Put Options: Profit From Falling Stocks Without Taking on Unlimited Risk

Tuesday, February 05, 2013 6:30 AM

A put is an option contract that gives the owner the right, but not the obligation, to sell 100 shares of the underlying stock at a specified price (which is known as the strike price of the put) at any time before a specific time (the expiration date of the put).

Bearish traders would use puts because the value of the put should go up if the price of the underlying stock goes down. The potential profits for a trader owning a put are significant, but are limited because the underlying stock can not fall below zero. This is different from bullish option trades that use call contracts and have unlimited profit potential. The maximum possible risk on a put is limited to the total price paid for the option contract.

Changes in the price of the underlying stock will lead to a change in the value of the put, as will changes in the volatility of the underlying stock. If the stock becomes more volatile, the put should go up in price because there is a greater chance that it will reach the strike price by the expiration date. Falling volatility lowers the chance that the underlying stock will fall enough to reach the strike price and that should decrease the value of the put.

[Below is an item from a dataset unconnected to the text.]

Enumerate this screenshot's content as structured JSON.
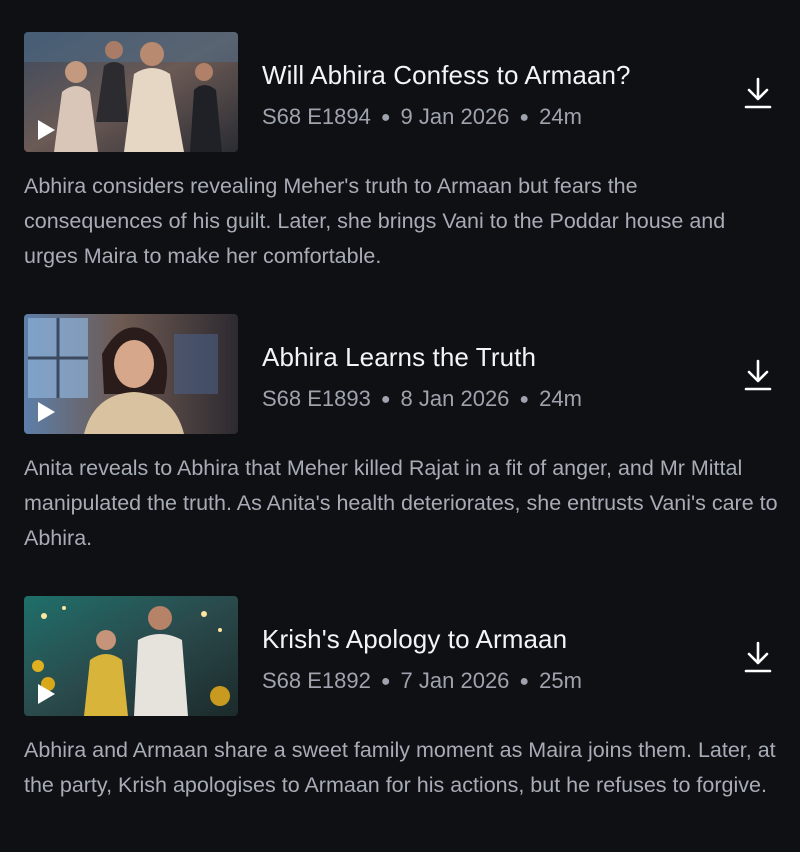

In addition to being driven by the price and volatility of the underlying stock, the put will also change in value based on how much time is left until the expiration date. The put will be less valuable as it gets closer to the expiration date.

How traders use it
A trader who is bearish on a stock or index could buy a put. There are also option contracts available on some ETFs and futures. Traders can use puts on a number of individual stocks, indexes like the S&P 500, or ETFs like the SPDR S&P 500 (NYSE: SPY). A put is a leveraged trade that gives the trader a chance to enjoy relatively large rewards for a defined amount of risk.

As an example, consider Apple (NASDAQ: AAPL). If Apple is trading near $600 a share, 100 shares would cost $60,000. A trader who thinks Apple will fall could sell the stock short, but that would require a large amount of margin and the risk a trader faces in a short position is unlimited. Instead of selling Apple short, a trader could buy a put contract.

If traders think Apple should fall within the next few weeks, then they could buy a put option that allows them to sell 100 shares of Apple for $600 (the strike price) at anytime in the next two months (the expiration is 60 days away) for a price of about $32 per share (the option premium). This would allow them to participate in any price decline while limiting their risk to only $3,200.

If Apple fell to $500 a share at the expiration date, the traders would make $6,800. This assumes that traders could sell short the 100 shares for $600 and immediately buy them back in the market for $500. The premium of $3,200 would be deducted from the profits. Put traders can close their positions by selling a put contract without having to sell the stock short first and then buy it back. The profits would be the same. The options trader would make a return of 112% on their investment.

If Apple closed above $568 on the expiration date, the trader would suffer a loss of their entire investment since selling short to cover the put contract and buying the shares back to close the short position would not cover the cost of the premium. However the trader's loss is limited to $32 per share no matter how high Apple goes. If the stock rises to $700, then the trader who shorted 100 shares would lose $10,000 while the put holder would only lose $3,200.

The actual price move in Apple would determine the price of the option. Puts can be bought or sold at any time and the trader would be able to take a profit or cut their loss at any time during the trade.

Action to Take --> Puts can be used as part of a trading strategy to profit in bear markets with limited loss potential. Traders who are bearish in the short-term can use puts to create short positions at a lower cost than selling individual stocks short. Puts also have limited risks while short positions carry unlimited risks for traders. Long-term options are available and traders can use them to create low-cost, longer-term short positions in a stock.

This article originally appeared on
Put Options: Profit From Falling Stocks Without Taking on Unlimited Risk

[Note: My colleague Amber Hestla of has put the finishing touches on a report that answers ten commonly-asked questions about boosting income with options. If you'd like learn more about generating income using options, simply click here and tell us where to send the report.]

Michael J. Carr does not personally hold positions in any securities mentioned in this article.
StreetAuthority LLC does not hold positions in any securities mentioned in this article.